[[ RECORDS SHOWN open ]]

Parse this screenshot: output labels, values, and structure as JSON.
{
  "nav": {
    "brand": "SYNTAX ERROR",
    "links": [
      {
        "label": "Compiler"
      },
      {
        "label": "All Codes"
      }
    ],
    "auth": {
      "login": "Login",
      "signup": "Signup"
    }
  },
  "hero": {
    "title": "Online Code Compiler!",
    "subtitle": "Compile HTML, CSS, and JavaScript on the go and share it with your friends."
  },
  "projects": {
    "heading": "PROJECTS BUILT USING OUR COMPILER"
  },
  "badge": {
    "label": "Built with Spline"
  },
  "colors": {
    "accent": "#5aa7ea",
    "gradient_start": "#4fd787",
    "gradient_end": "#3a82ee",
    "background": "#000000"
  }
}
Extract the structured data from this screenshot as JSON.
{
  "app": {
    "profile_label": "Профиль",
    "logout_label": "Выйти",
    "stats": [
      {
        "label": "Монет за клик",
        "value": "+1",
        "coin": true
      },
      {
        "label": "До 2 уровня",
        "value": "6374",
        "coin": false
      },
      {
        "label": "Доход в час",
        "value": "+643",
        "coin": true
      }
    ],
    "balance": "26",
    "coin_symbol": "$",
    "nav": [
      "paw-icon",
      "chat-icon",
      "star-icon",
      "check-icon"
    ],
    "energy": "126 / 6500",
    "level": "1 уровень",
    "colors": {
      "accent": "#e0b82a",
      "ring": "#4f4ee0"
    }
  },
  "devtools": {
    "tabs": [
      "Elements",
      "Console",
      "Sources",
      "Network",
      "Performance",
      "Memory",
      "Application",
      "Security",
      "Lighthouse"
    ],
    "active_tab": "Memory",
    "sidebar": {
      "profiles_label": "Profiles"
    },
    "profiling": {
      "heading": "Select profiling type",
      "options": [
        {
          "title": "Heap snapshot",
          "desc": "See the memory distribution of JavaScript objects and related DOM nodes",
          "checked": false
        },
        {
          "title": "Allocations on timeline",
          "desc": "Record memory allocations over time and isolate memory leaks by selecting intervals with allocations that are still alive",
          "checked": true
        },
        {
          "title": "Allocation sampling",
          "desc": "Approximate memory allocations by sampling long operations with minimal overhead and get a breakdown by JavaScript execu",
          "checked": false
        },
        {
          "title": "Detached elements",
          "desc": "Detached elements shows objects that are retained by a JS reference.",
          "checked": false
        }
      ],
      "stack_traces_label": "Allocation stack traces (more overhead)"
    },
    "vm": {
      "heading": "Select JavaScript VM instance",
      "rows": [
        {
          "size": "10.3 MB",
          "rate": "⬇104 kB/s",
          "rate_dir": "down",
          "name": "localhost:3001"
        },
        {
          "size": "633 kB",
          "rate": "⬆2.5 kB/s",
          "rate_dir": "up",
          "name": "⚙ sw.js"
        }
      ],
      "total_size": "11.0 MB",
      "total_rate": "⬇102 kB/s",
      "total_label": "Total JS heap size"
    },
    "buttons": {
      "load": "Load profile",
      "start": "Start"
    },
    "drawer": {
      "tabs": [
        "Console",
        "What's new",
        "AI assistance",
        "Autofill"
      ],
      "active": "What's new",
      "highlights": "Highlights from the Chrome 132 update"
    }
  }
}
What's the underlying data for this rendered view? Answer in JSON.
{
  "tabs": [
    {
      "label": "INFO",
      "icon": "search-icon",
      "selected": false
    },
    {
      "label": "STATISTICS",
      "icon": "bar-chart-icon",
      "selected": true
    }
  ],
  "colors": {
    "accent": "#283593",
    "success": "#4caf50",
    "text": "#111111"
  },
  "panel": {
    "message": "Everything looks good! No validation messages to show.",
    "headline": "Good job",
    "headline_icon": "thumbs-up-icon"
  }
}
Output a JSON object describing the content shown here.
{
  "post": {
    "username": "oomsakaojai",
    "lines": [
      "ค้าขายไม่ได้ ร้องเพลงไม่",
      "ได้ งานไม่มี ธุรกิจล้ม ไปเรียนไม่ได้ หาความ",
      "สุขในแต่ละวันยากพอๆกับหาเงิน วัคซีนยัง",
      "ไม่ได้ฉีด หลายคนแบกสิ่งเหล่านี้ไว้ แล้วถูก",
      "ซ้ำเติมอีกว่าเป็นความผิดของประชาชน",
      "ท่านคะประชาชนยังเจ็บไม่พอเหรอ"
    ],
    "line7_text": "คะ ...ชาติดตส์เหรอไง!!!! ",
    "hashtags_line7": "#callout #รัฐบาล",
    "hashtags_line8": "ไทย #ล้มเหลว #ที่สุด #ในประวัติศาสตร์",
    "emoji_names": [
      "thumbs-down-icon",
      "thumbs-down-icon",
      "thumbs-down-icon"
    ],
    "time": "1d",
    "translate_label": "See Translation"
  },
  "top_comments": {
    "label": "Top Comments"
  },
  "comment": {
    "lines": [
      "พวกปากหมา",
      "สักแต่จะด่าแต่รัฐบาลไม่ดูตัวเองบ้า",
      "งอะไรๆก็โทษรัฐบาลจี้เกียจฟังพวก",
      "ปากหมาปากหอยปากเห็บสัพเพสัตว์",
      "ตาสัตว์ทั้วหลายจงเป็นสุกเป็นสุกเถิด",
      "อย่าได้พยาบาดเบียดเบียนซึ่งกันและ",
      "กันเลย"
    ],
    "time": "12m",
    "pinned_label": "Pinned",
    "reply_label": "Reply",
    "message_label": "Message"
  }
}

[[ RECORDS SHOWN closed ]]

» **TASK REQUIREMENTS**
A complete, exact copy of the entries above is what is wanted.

» **RESULT OF THE TASK**
Parse this screenshot: output labels, values, and structure as JSON.
{
  "nav": {
    "brand": "SYNTAX ERROR",
    "links": [
      {
        "label": "Compiler"
      },
      {
        "label": "All Codes"
      }
    ],
    "auth": {
      "login": "Login",
      "signup": "Signup"
    }
  },
  "hero": {
    "title": "Online Code Compiler!",
    "subtitle": "Compile HTML, CSS, and JavaScript on the go and share it with your friends."
  },
  "projects": {
    "heading": "PROJECTS BUILT USING OUR COMPILER"
  },
  "badge": {
    "label": "Built with Spline"
  },
  "colors": {
    "accent": "#5aa7ea",
    "gradient_start": "#4fd787",
    "gradient_end": "#3a82ee",
    "background": "#000000"
  }
}
Extract the structured data from this screenshot as JSON.
{
  "app": {
    "profile_label": "Профиль",
    "logout_label": "Выйти",
    "stats": [
      {
        "label": "Монет за клик",
        "value": "+1",
        "coin": true
      },
      {
        "label": "До 2 уровня",
        "value": "6374",
        "coin": false
      },
      {
        "label": "Доход в час",
        "value": "+643",
        "coin": true
      }
    ],
    "balance": "26",
    "coin_symbol": "$",
    "nav": [
      "paw-icon",
      "chat-icon",
      "star-icon",
      "check-icon"
    ],
    "energy": "126 / 6500",
    "level": "1 уровень",
    "colors": {
      "accent": "#e0b82a",
      "ring": "#4f4ee0"
    }
  },
  "devtools": {
    "tabs": [
      "Elements",
      "Console",
      "Sources",
      "Network",
      "Performance",
      "Memory",
      "Application",
      "Security",
      "Lighthouse"
    ],
    "active_tab": "Memory",
    "sidebar": {
      "profiles_label": "Profiles"
    },
    "profiling": {
      "heading": "Select profiling type",
      "options": [
        {
          "title": "Heap snapshot",
          "desc": "See the memory distribution of JavaScript objects and related DOM nodes",
          "checked": false
        },
        {
          "title": "Allocations on timeline",
          "desc": "Record memory allocations over time and isolate memory leaks by selecting intervals with allocations that are still alive",
          "checked": true
        },
        {
          "title": "Allocation sampling",
          "desc": "Approximate memory allocations by sampling long operations with minimal overhead and get a breakdown by JavaScript execu",
          "checked": false
        },
        {
          "title": "Detached elements",
          "desc": "Detached elements shows objects that are retained by a JS reference.",
          "checked": false
        }
      ],
      "stack_traces_label": "Allocation stack traces (more overhead)"
    },
    "vm": {
      "heading": "Select JavaScript VM instance",
      "rows": [
        {
          "size": "10.3 MB",
          "rate": "⬇104 kB/s",
          "rate_dir": "down",
          "name": "localhost:3001"
        },
        {
          "size": "633 kB",
          "rate": "⬆2.5 kB/s",
          "rate_dir": "up",
          "name": "⚙ sw.js"
        }
      ],
      "total_size": "11.0 MB",
      "total_rate": "⬇102 kB/s",
      "total_label": "Total JS heap size"
    },
    "buttons": {
      "load": "Load profile",
      "start": "Start"
    },
    "drawer": {
      "tabs": [
        "Console",
        "What's new",
        "AI assistance",
        "Autofill"
      ],
      "active": "What's new",
      "highlights": "Highlights from the Chrome 132 update"
    }
  }
}
What's the underlying data for this rendered view? Answer in JSON.
{
  "tabs": [
    {
      "label": "INFO",
      "icon": "search-icon",
      "selected": false
    },
    {
      "label": "STATISTICS",
      "icon": "bar-chart-icon",
      "selected": true
    }
  ],
  "colors": {
    "accent": "#283593",
    "success": "#4caf50",
    "text": "#111111"
  },
  "panel": {
    "message": "Everything looks good! No validation messages to show.",
    "headline": "Good job",
    "headline_icon": "thumbs-up-icon"
  }
}
Output a JSON object describing the content shown here.
{
  "post": {
    "username": "oomsakaojai",
    "lines": [
      "ค้าขายไม่ได้ ร้องเพลงไม่",
      "ได้ งานไม่มี ธุรกิจล้ม ไปเรียนไม่ได้ หาความ",
      "สุขในแต่ละวันยากพอๆกับหาเงิน วัคซีนยัง",
      "ไม่ได้ฉีด หลายคนแบกสิ่งเหล่านี้ไว้ แล้วถูก",
      "ซ้ำเติมอีกว่าเป็นความผิดของประชาชน",
      "ท่านคะประชาชนยังเจ็บไม่พอเหรอ"
    ],
    "line7_text": "คะ ...ชาติดตส์เหรอไง!!!! ",
    "hashtags_line7": "#callout #รัฐบาล",
    "hashtags_line8": "ไทย #ล้มเหลว #ที่สุด #ในประวัติศาสตร์",
    "emoji_names": [
      "thumbs-down-icon",
      "thumbs-down-icon",
      "thumbs-down-icon"
    ],
    "time": "1d",
    "translate_label": "See Translation"
  },
  "top_comments": {
    "label": "Top Comments"
  },
  "comment": {
    "lines": [
      "พวกปากหมา",
      "สักแต่จะด่าแต่รัฐบาลไม่ดูตัวเองบ้า",
      "งอะไรๆก็โทษรัฐบาลจี้เกียจฟังพวก",
      "ปากหมาปากหอยปากเห็บสัพเพสัตว์",
      "ตาสัตว์ทั้วหลายจงเป็นสุกเป็นสุกเถิด",
      "อย่าได้พยาบาดเบียดเบียนซึ่งกันและ",
      "กันเลย"
    ],
    "time": "12m",
    "pinned_label": "Pinned",
    "reply_label": "Reply",
    "message_label": "Message"
  }
}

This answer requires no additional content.